Vivid and co-plaintiffs Kayden Kross and Logan Pierce filed their suit in January at U.S. District Court in Los Angeles, seeking to topple Los Angeles County's Safer Sex in the Adult Film Industry Act, which was approved by voters in November. The AHF was the sole sponsor of Measure B.
Pregerson earlier this year granted AHF's motion to intervene based on the 9th U.S. Circuit Court of Appeals case Hollingsworth.
That ruling held that opponents of gay marriage behind California's 2008 Proposition 8 effort had the constitutional authority, or standing, to defend the law in federal courts after the state refused to appeal its loss at trial years earlier.
But the U.S. Supreme Court in June overturned the 9th Circuit’s Hollingsworth decision, and Vivid asked Pregerson to disqualify the AHF as intervenors.
On Friday, Pregerson denied Vivid’s motion, ruling that the U.S. Supreme Court decision “implicitly approved of the framework currently at issue” because it left the district court’s decision intact in the Hollingsworth ruling.
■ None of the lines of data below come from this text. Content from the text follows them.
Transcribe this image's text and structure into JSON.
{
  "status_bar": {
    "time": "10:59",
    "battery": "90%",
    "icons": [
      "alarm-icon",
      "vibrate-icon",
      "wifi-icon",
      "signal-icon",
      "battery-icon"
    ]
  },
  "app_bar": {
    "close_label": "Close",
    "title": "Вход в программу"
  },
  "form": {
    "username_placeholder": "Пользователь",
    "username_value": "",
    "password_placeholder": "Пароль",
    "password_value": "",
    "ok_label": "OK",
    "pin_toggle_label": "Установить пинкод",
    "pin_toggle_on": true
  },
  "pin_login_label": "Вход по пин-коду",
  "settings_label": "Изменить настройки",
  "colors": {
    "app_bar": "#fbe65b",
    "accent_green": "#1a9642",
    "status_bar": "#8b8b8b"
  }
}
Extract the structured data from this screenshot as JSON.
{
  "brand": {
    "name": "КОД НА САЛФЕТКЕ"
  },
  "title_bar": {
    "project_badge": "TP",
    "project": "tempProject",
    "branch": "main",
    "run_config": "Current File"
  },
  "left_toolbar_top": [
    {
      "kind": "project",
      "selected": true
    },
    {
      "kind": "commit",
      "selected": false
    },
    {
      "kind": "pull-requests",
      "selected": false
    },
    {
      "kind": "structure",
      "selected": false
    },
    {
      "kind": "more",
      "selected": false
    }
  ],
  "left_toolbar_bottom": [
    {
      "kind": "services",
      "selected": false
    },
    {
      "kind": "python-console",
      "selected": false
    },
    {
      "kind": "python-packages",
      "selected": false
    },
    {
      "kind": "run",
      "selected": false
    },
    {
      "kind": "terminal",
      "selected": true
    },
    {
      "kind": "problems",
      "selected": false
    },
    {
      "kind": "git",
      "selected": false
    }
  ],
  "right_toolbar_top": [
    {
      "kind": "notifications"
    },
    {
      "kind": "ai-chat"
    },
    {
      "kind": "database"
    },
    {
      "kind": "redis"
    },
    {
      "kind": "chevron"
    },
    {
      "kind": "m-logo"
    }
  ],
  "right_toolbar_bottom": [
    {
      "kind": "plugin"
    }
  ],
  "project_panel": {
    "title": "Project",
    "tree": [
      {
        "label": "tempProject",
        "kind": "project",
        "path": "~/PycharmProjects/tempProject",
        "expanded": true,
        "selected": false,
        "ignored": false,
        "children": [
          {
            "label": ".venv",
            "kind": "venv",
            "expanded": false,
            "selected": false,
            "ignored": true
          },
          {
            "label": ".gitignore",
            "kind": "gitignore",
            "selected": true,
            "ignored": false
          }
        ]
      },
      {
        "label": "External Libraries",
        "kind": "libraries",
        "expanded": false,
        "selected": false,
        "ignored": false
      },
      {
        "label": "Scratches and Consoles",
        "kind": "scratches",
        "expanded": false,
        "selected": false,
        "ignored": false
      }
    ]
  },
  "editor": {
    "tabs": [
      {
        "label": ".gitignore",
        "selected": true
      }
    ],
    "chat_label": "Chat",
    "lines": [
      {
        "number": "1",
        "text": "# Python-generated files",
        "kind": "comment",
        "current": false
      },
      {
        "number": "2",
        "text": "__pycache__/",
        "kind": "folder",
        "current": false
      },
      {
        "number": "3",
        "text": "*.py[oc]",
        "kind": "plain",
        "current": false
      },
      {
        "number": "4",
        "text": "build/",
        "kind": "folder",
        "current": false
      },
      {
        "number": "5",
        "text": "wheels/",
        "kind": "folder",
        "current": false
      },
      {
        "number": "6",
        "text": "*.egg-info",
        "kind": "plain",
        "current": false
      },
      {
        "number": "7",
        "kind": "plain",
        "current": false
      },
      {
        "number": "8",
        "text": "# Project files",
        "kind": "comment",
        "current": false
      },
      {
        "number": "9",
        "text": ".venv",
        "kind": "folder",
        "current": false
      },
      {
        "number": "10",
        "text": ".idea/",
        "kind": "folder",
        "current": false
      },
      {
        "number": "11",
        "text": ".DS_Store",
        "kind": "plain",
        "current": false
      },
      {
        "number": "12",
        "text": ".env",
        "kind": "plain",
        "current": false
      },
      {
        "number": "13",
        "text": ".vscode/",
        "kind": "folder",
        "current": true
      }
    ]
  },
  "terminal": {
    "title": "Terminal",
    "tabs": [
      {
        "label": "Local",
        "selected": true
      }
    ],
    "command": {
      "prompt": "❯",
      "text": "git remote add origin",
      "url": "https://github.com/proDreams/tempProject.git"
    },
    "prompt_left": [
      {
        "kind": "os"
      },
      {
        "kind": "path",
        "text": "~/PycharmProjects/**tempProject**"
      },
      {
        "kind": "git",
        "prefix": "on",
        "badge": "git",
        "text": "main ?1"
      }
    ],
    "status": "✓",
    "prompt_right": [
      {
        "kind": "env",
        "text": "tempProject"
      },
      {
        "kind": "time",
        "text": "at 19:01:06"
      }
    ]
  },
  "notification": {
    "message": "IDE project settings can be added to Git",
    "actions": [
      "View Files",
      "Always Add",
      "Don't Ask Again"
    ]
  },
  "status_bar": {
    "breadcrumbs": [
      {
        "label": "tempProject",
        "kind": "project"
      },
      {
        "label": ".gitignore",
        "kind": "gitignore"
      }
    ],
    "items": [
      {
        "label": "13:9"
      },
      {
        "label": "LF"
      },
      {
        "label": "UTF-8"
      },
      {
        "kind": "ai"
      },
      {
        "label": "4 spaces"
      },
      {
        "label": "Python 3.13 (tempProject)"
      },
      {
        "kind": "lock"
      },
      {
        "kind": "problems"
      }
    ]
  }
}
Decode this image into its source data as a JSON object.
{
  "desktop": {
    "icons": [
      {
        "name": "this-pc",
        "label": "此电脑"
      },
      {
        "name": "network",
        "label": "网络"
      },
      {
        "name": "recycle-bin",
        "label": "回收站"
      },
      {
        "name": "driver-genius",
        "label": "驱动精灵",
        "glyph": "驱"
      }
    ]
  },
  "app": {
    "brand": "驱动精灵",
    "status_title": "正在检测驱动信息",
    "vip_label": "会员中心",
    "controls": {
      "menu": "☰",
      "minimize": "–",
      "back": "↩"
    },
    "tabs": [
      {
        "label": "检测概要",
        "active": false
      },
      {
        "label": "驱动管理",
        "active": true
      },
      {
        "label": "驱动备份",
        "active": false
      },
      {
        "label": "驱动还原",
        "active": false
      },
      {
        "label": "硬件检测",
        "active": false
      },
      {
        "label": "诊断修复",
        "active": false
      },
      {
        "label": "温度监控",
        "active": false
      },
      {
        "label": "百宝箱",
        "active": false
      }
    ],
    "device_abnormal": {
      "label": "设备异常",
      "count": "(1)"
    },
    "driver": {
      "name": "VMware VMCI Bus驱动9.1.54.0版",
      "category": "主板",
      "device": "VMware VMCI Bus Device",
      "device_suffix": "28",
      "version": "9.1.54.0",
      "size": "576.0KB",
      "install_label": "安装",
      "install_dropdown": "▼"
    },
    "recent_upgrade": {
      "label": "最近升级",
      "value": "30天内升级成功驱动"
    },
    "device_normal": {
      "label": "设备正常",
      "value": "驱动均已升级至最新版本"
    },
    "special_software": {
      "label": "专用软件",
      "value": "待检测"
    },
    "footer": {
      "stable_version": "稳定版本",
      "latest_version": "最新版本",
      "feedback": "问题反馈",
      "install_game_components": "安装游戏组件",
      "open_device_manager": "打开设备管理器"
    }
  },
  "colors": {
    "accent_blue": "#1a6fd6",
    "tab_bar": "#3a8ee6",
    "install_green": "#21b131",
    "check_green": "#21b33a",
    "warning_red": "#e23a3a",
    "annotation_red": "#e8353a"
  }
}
“At the district court level, intervention by initiative proponents is proper when the government is enforcing the initiative but refuses to defend it, regardless of whether the intervenors have standing independent of the government defendants,” Pregerson wrote.
“Additionally, as the [U.S. Supreme Court] order recognized, 9th Circuit precedent, though somewhat ambiguous, generally indicates that intervenors are not required to demonstrate Article III standing independent of the defendants,” he wrote.
(Article III allows only an entity or individual who has suffered injury itself or himself to bring a case or appeal in federal court.)
“Thus, unless [the Hollingsworth decision] undercut the theory or reasoning underlying the prior circuit precedent in such a way that the cases are clearly irreconcilable, the court must follow the 9th Circuit precedent,” he ruled.
Pregerson in his decision also said that denying intervention in this case would upend one of the key purposes of standing doctrine.
“One reason standing is required is to ‘sharpen the presentation of issues upon which the court so largely depends for illumination of difficult ... questions,’” he wrote.
“Even without intervenors, there would still be standing to resolve this case because the county is enforcing Measure B," he wrote. "Because the defendants refuse to defend Measure B’s constitutionality, Interveners are needed to sharpen the issues this court will be required to answer.”
Separately, Pregerson said that the court will take up Vivid’s motion for judgment on pleadings on Sept. 9